Learning Disability Tests for Adults

Closeup shot of a young man writing on a note pad

Peopleimages / Getty Images 

Learning disabilities (LDs) are not limited to children. In fact, quite a few adults discover that an underlying LD was the cause of many of their frustrations in school and the workplace.

Learning Disabilities in Adults

Could you be an adult with a learning disability? The Learning Disabilities Association of America offers guidance about the screening process for learning disabilities in the adult workforce. A LD screening can only be performed by a qualified professional.

The issues that are evaluated during an adult LD screening may include the following:

  • Does the person confuse similar letters or numbers, reverse them, or confuse their order?
  • Does the person have difficulty reading the newspaper, following small print, and/or following columns?
  • Does the person have difficulty completing job applications correctly?
  • Does the person have difficulty writing ideas on paper?
  • Does the person have persistent problems with sentence structure, writing mechanics, and organizing written work?
  • Does the person have trouble dialing phone numbers or reading addresses?
  • Does the person reverse or omit letters, words, or phrases when writing?
  • Does the person often misread or miscopy?
  • Does the person spell the same word differently in one document?
  • Is the person able to explain things orally, but not in writing?


If you are concerned that you or a loved one may have a learning disability, you have the option of seeking a screening, a formal evaluation, a diagnosis, and/or suggestions for addressing or working around your challenges at home and at work.

  • If you do go through the full evaluation process and are diagnosed with a learning disability, chances are you'll also receive help in the form of tools, resources, and other processes to make life easier at home, school, or work.
  • In many cases, LD screenings are brief and may include quick tests, interviews, and discussions.
  • LD diagnosis, on the other hand, requires a formal evaluation and often involves the administration of full-scale tests for intelligence, abilities, and other challenges.
  • You will receive a LD diagnosis from a psychologist, psychiatrist, physician, occupational therapist, or some other licensed mental health or medical professional. Learning disabilities may include dyslexia, speech and language disorders, communication disorders, or issues such as ADD/ADHD.

Often, help will include recommendations for accommodations ranging from more time to complete tasks to tools such as speech to print technology, online and print planners, 1-to-1 job coaching, and more. Because you may qualify as a disabled individual, it is possible that these resources will be provided without cost to you through your school or employer.

LD Professionals

There are many different types of professionals who can administer screening and evaluation. These range from PhD and medical professionals (psychologists, psychiatrists, developmental neurologists) to school counselors, social workers, and others who have training and experience in the field.​

To find a qualified professional, begin your search at your state's Department of Vocational Rehabilitation (DVR). You can find your state's office of Vocational Rehabilitation on your state's disability resource page.

State DVRs offer tests for learning disabilities and many other services at little or no cost when clients need testing to assist with employment issues.
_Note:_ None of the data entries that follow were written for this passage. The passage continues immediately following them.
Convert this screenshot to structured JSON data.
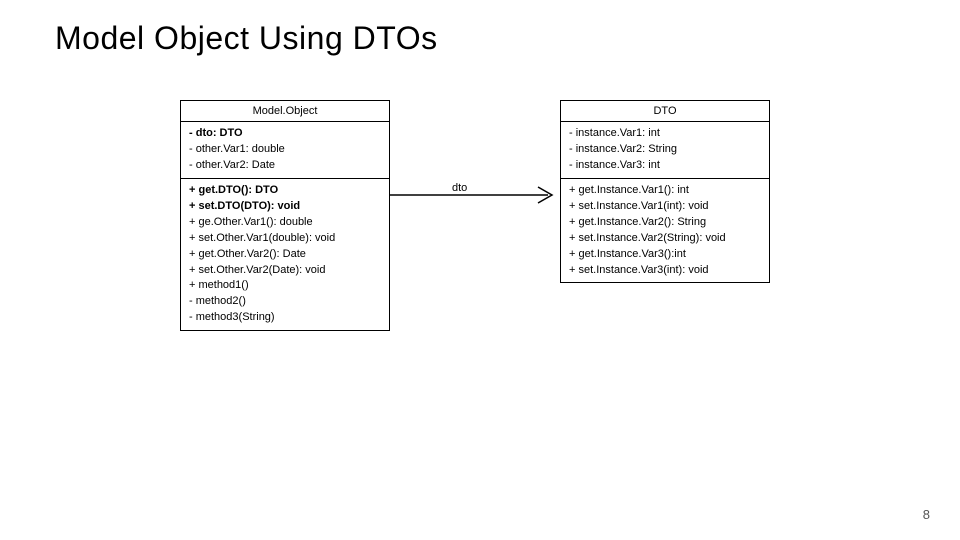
{
  "title": "Model Object Using DTOs",
  "page_number": "8",
  "arrow_label": "dto",
  "classes": {
    "model": {
      "name": "Model.Object",
      "attrs": [
        {
          "text": "- dto: DTO",
          "bold": true
        },
        {
          "text": "- other.Var1: double",
          "bold": false
        },
        {
          "text": "- other.Var2: Date",
          "bold": false
        }
      ],
      "ops": [
        {
          "text": "+ get.DTO(): DTO",
          "bold": true
        },
        {
          "text": "+ set.DTO(DTO): void",
          "bold": true
        },
        {
          "text": "+ ge.Other.Var1(): double",
          "bold": false
        },
        {
          "text": "+ set.Other.Var1(double): void",
          "bold": false
        },
        {
          "text": "+ get.Other.Var2(): Date",
          "bold": false
        },
        {
          "text": "+ set.Other.Var2(Date): void",
          "bold": false
        },
        {
          "text": "+ method1()",
          "bold": false
        },
        {
          "text": "- method2()",
          "bold": false
        },
        {
          "text": "- method3(String)",
          "bold": false
        }
      ]
    },
    "dto": {
      "name": "DTO",
      "attrs": [
        {
          "text": "- instance.Var1: int",
          "bold": false
        },
        {
          "text": "- instance.Var2: String",
          "bold": false
        },
        {
          "text": "- instance.Var3: int",
          "bold": false
        }
      ],
      "ops": [
        {
          "text": "+ get.Instance.Var1(): int",
          "bold": false
        },
        {
          "text": "+ set.Instance.Var1(int): void",
          "bold": false
        },
        {
          "text": "+ get.Instance.Var2(): String",
          "bold": false
        },
        {
          "text": "+ set.Instance.Var2(String): void",
          "bold": false
        },
        {
          "text": "+ get.Instance.Var3():int",
          "bold": false
        },
        {
          "text": "+ set.Instance.Var3(int): void",
          "bold": false
        }
      ]
    }
  }
}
If you would prefer to have learning disability tests performed by a private testing professional, you can usually find a licensed psychologist or psychiatrist who performs tests by consulting with your physician for a referral. You may also find licensed psychologists or psychiatrists through your local telephone directory.
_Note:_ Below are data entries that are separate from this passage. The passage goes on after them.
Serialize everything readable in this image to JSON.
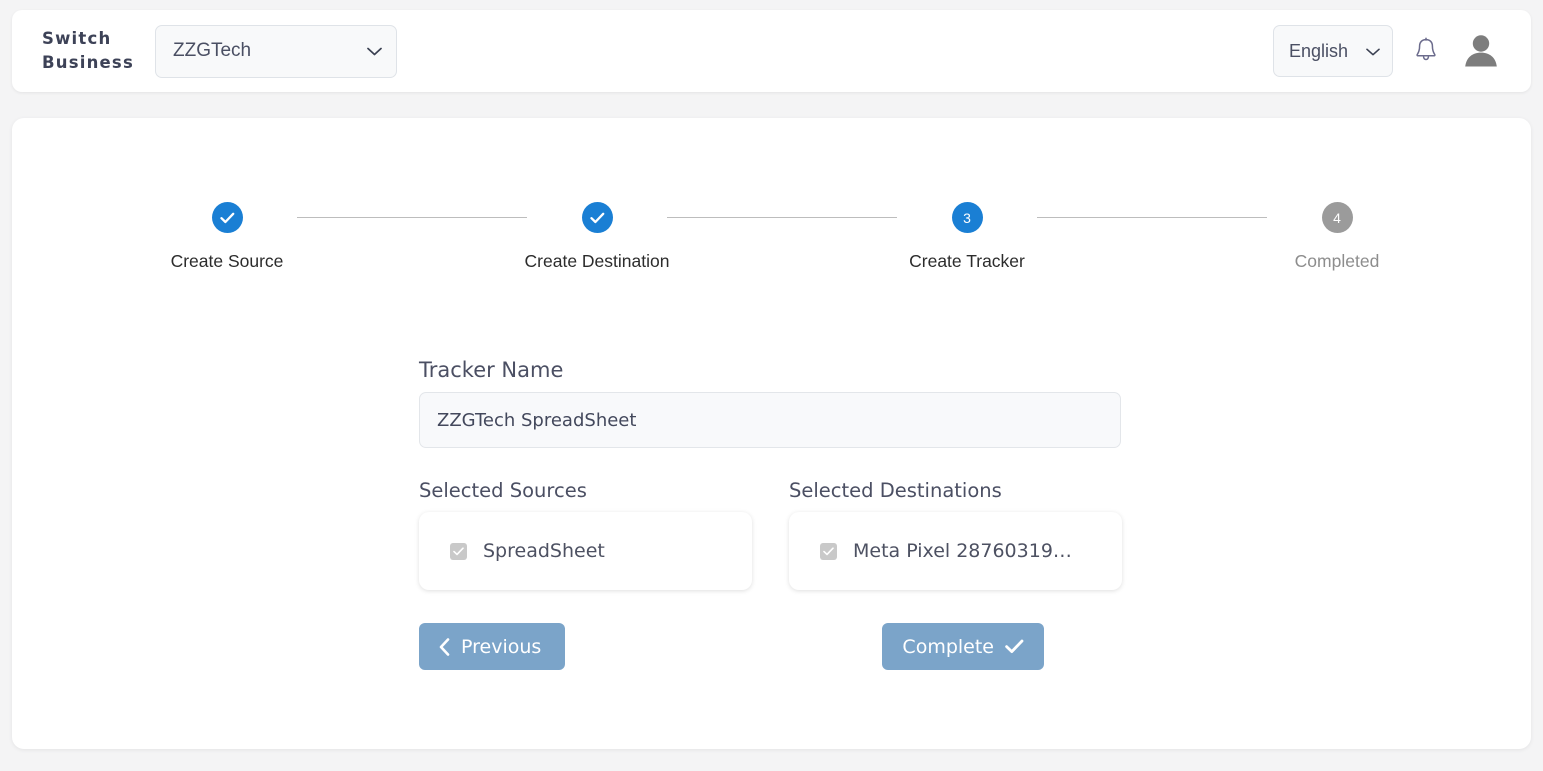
{
  "header": {
    "switch_business_label": "Switch Business",
    "business_select": {
      "value": "ZZGTech",
      "icon": "chevron-down-icon"
    },
    "language_select": {
      "value": "English",
      "icon": "chevron-down-icon"
    },
    "notifications_icon": "bell-icon",
    "account_icon": "avatar-icon"
  },
  "stepper": {
    "steps": [
      {
        "marker": "✓",
        "label": "Create Source",
        "state": "done"
      },
      {
        "marker": "✓",
        "label": "Create Destination",
        "state": "done"
      },
      {
        "marker": "3",
        "label": "Create Tracker",
        "state": "active"
      },
      {
        "marker": "4",
        "label": "Completed",
        "state": "todo"
      }
    ]
  },
  "form": {
    "tracker_name": {
      "label": "Tracker Name",
      "value": "ZZGTech SpreadSheet",
      "placeholder": "Tracker Name"
    },
    "sources": {
      "label": "Selected Sources",
      "items": [
        {
          "name": "SpreadSheet",
          "checked": true
        }
      ]
    },
    "destinations": {
      "label": "Selected Destinations",
      "items": [
        {
          "name": "Meta Pixel 28760319…",
          "checked": true
        }
      ]
    },
    "buttons": {
      "previous": {
        "label": "Previous",
        "icon": "chevron-left-icon"
      },
      "complete": {
        "label": "Complete",
        "icon": "check-icon"
      }
    }
  },
  "colors": {
    "page_bg": "#f4f4f5",
    "card_bg": "#ffffff",
    "step_active": "#1a7fd4",
    "step_todo": "#9b9b9b",
    "button": "#7ba4c9",
    "text": "#4b4f63"
  }
}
5 Sources
Verywell Family uses only high-quality sources, including peer-reviewed studies, to support the facts within our articles. Read our editorial process to learn more about how we fact-check and keep our content accurate, reliable, and trustworthy.
  1. Miller B, Vaughn S, Freund L. Learning Disabilities Research Studies: Findings From NICHD-Funded Projects. J Res Educ Eff. 2014;7(3):225-231. doi:10.1080/19345747.2014.927251

  2. Learning Disabilities Association of America. Adult learning disability assessment process flyer.

  3. Moreau D, Waldie KE. Developmental Learning Disorders: From Generic Interventions to Individualized Remediation. Front Psychol. 2015;6:2053. doi:10.3389/fpsyg.2015.02053

  4. Latham PS, Latham PH. Learning Disabilities in the Workplace. Learning Disabilities Association of America.

  5. Learning Disabilities Association of America. Adult Learning Disability Assessment Process.

By Ann Logsdon
Ann Logsdon is a school psychologist specializing in helping parents and teachers support students with a range of educational and developmental disabilities.